Part of the third consecutive weekly drop in claims doubtless mirrored ongoing issues with seasonally adjusted information earlier within the yr.
But as a result of seasonal volatility, necessities have remained at ranges consistent with a tricky labor market, whilst layoffs have accelerated within the know-how trade and interest-sensitive sectors equivalent to finance and housing.
Unadjusted claims fell 53,582 to 285,575 final week. There has been a bounce in California claims which were assessed. This was offset by important declines in Georgia, Michigan, New Jersey, Wisconsin, New York and Texas.
Microsoft Corporation (MSFT.O) stated on Wednesday it will minimize 10,000 jobs by becoming a member of cloud computing rival Amazon.com. (AMZNO.O), which is pushing a plan to put off 18,000 workers. Economists warn towards viewing tech layoffs as a sign of deteriorating labor market situations, arguing that these firms have sized accurately after over-hiring throughout the COVID-19 pandemic.
“The tech sector is just going back to where it was in 2020 or 2021, and I don’t think that’s a bad situation,” stated John Blevins, visiting lecturer at Cornell University’s SC Johnson College of Business. “It’s still a huge workforce. These people laid off from these big tech firms will get new jobs almost immediately.”

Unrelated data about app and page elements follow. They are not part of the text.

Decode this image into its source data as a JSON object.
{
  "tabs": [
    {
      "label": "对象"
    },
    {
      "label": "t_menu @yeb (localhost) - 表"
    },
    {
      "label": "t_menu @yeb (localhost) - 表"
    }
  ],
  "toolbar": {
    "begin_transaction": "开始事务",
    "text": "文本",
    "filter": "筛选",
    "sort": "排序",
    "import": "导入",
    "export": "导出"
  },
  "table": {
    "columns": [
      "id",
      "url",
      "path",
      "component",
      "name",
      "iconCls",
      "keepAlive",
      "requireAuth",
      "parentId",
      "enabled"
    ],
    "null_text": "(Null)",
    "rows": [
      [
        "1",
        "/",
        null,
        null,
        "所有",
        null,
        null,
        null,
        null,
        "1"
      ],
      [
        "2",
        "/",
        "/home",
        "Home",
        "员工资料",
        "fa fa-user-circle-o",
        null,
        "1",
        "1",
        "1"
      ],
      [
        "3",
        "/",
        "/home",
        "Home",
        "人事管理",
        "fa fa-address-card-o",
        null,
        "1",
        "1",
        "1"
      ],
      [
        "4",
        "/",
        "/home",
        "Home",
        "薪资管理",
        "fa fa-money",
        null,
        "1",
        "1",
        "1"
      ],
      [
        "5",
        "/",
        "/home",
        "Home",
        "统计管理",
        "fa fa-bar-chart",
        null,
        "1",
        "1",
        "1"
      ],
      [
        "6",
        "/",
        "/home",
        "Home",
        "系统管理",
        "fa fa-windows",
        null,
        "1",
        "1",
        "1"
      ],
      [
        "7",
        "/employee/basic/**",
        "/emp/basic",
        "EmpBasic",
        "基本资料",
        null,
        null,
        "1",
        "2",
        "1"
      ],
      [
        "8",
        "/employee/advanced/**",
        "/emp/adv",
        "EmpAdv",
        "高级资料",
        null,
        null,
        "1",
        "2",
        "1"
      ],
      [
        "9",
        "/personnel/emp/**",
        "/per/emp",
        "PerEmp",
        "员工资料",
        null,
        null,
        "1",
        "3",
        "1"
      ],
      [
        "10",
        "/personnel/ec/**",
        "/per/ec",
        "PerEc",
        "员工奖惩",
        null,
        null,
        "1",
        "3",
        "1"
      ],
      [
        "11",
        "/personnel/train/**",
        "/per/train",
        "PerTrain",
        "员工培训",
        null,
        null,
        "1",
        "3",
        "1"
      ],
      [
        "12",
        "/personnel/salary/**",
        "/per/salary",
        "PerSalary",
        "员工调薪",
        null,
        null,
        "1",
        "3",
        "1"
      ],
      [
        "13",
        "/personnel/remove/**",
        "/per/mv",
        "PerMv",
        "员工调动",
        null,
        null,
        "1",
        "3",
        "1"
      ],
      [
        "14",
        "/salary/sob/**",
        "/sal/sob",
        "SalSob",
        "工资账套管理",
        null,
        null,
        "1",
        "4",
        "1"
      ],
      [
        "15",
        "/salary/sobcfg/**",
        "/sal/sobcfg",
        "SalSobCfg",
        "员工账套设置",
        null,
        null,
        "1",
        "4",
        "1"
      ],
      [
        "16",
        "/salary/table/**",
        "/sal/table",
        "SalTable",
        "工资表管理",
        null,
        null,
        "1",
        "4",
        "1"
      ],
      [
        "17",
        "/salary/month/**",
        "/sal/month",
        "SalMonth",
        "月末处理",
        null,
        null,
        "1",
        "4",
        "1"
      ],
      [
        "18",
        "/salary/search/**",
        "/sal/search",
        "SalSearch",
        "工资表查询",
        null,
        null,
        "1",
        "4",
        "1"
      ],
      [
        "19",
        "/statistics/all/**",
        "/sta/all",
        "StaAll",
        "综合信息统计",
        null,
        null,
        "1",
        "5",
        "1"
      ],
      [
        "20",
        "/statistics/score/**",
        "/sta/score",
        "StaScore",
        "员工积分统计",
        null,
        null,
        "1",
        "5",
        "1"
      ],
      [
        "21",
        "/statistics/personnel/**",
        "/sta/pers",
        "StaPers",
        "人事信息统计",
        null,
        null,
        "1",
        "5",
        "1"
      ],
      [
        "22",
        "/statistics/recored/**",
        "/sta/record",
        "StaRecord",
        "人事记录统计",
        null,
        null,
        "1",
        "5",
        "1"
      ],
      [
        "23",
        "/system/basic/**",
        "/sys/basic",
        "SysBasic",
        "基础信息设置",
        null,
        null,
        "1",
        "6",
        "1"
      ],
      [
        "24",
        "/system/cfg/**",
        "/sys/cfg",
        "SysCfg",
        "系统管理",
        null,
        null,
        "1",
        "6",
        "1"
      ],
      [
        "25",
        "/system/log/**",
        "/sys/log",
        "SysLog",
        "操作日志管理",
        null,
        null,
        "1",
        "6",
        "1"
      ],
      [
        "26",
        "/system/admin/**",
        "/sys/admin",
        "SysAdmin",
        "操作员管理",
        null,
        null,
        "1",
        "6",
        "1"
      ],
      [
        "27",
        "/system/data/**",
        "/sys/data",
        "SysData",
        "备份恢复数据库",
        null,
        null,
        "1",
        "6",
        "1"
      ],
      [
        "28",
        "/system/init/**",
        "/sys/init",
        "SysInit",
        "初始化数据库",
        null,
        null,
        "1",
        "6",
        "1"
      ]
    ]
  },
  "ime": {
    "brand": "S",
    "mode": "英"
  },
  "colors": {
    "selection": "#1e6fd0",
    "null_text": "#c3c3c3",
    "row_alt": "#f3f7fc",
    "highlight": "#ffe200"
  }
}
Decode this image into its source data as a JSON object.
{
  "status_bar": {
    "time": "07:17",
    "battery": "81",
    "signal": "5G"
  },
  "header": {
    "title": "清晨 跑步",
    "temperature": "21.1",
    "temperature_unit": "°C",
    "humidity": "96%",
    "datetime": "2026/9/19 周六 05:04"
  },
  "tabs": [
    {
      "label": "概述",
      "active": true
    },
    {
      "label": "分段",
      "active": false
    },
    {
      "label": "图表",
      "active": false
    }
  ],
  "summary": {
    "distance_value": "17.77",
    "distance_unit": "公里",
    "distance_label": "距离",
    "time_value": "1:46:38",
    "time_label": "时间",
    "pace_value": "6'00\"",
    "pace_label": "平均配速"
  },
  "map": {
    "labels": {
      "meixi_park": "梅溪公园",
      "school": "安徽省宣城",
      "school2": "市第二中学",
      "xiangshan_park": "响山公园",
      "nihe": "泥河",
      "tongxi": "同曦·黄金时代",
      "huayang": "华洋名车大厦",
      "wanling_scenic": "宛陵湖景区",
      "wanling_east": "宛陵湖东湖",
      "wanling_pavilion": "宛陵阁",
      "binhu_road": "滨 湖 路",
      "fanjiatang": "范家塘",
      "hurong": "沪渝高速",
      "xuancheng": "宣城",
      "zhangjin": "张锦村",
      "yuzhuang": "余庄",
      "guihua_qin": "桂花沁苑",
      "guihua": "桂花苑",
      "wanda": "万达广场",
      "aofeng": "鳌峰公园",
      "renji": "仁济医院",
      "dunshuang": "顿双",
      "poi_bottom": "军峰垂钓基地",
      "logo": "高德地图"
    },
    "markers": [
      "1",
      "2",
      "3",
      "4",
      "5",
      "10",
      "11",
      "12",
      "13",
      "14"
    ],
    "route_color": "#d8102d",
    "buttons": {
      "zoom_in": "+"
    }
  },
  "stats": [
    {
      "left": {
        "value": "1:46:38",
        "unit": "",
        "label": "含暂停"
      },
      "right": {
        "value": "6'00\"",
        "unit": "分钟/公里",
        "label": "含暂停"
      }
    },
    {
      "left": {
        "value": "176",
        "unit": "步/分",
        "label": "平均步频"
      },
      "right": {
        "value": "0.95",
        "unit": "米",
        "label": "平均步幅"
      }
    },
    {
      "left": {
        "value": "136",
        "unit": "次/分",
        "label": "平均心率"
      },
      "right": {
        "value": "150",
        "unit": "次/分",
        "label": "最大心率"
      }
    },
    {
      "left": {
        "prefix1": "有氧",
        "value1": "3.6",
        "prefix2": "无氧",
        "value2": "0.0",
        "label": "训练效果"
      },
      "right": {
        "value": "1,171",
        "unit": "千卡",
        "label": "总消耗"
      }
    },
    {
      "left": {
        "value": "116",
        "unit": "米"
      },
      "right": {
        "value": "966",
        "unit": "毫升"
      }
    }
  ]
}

Outside the tech trade, economists say firms are usually reluctant to ship staff residence as a result of issue of discovering work throughout the pandemic. They anticipate firms to scale back the variety of workers earlier than resorting to layoffs.
Indeed, the most recent Fed report “Beige Book” Wednesday’s report confirmed that “many firms were hesitant to lay off employees, even as demand for their products and services slowed, and planned to cut headcount by laying off workers if necessary.”
US shares opened decrease on Thursday. The greenback weakened barely towards a basket of currencies. US Treasury bond costs fell.
HOUSING HAS BEEN CONQUERED
Last yr, the Fed raised its key fee by 425 foundation factors from nearly zero to its present vary of 4.25% to 4.50%, the very best degree since late 2007. finish of 2023.
The claims information, launched Thursday, covers the interval throughout which the federal government polled companies for the non-agricultural wage element within the January employment report.
Claims declined between the December and January survey weeks. The economic system added 223,000 jobs in January.
Data subsequent week on the variety of individuals receiving advantages after the primary week of help, not directly for rent, will shed extra mild on January’s job development. In the week ending January 7, so-called ongoing claims rose by 17,000 to 1,647 million, in accordance with the claims report.
Monetary tightening continues to stifle the housing market. A separate report from the Department of Commerce on Thursday confirmed single-family residence development rebounded in December, however future constructing permits fell to a low in additional than 2.5 years, indicating additional easing.
The variety of single-family properties underneath development, which account for the majority of residential development, elevated 11.3% to a seasonally adjusted annualized fee of 909,000 items final month, the very best degree since August. Home venture launches with 5 or extra items fell 18.9% to 463,000 items.
The whole variety of new buildings decreased by 1.4% to the extent of 1.382 million items final month. In 2022, housing development fell by 3.0%.
Single-family constructing permits fell 6.5% to 730,000 items, the bottom degree since April 2020. Barring the recession of the pandemic, these permits have been the bottom since February 2016. within the quantity of 555,000 items.
The whole variety of constructing permits fell by 1.6% to 1.330 million items. In 2022, the variety of permits fell by 5.0%.
“The housing downturn is likely to continue through most of 2023,” stated Abby Omodunbi, senior economist at PNC Financial in Pittsburgh, Pennsylvania.
Reporting by Lucia Muticani; Editing by Chizu Nomiyama and Paul Shimao
Our customary: Thomson Reuters Trust Principles.